Can the algorithm become physical? Fabiola Larios shows us how our digital self-representations can inform a greater understanding of the anthropology of social media.
Fabiola Larios (b. 1986, Mexico) is an interdisciplinary Mexican artist. Her work tackles questions about identity, vulnerability, and the presentation of the self online. Through the use of machine training and information and image extraction, Larios asks us how we declare and maintain autonomy over our internet personas in order to bring attention to the seemingly daunting control the internet has over-representation. Through her work, she plays with the dystopia of machine learning and the effects it has on the way people are perceived in real life. In doing so, Larios alters reality and presents fantastical images, poking fun at the selfie and digital avatar. Her medium allows her to suspend facial recognition and manipulate it, reinforcing value in the imaginary, while challenging social media’s portrayal of its users.

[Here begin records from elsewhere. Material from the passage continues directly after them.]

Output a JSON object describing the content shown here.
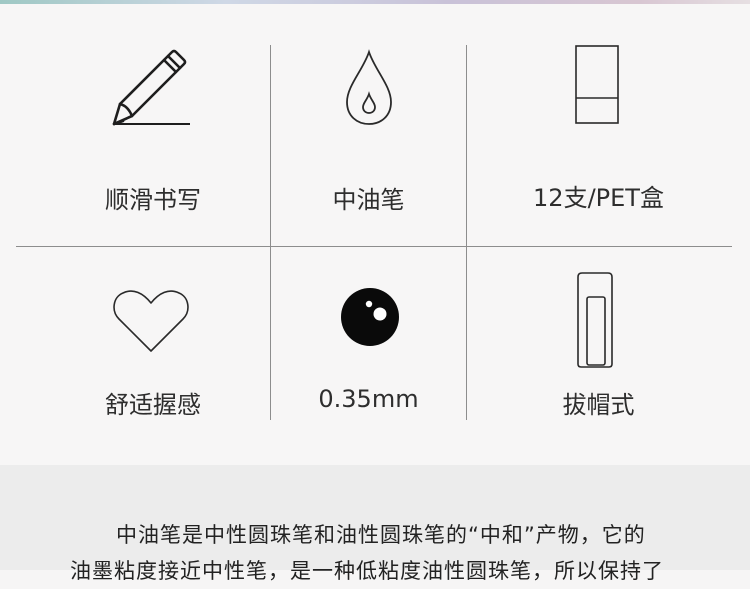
{
  "features": [
    {
      "label": "顺滑书写",
      "icon": "pencil-icon"
    },
    {
      "label": "中油笔",
      "icon": "ink-drop-icon"
    },
    {
      "label": "12支/PET盒",
      "icon": "box-icon"
    },
    {
      "label": "舒适握感",
      "icon": "heart-icon"
    },
    {
      "label": "0.35mm",
      "icon": "ball-tip-icon"
    },
    {
      "label": "拔帽式",
      "icon": "pen-cap-icon"
    }
  ],
  "description": {
    "line1": "中油笔是中性圆珠笔和油性圆珠笔的“中和”产物，它的",
    "line2": "油墨粘度接近中性笔，是一种低粘度油性圆珠笔，所以保持了"
  },
  "colors": {
    "line": "#8d8d8d",
    "text": "#2e2e2e",
    "background": "#f7f6f6",
    "lower_panel": "#ececec"
  }
}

I’m interested in the current techno-political environment surrounding data sensitivity and surveillance capitalism, through the historical context of appropriation in contemporary art. The issues of data sensitivity and privacy in regards to machine learning, how we treat our information with such little care that it is easily available to be used for profit, advertising campaigns, and against us at our expense. Accessible data on the internet is now public property for computational and economic gains.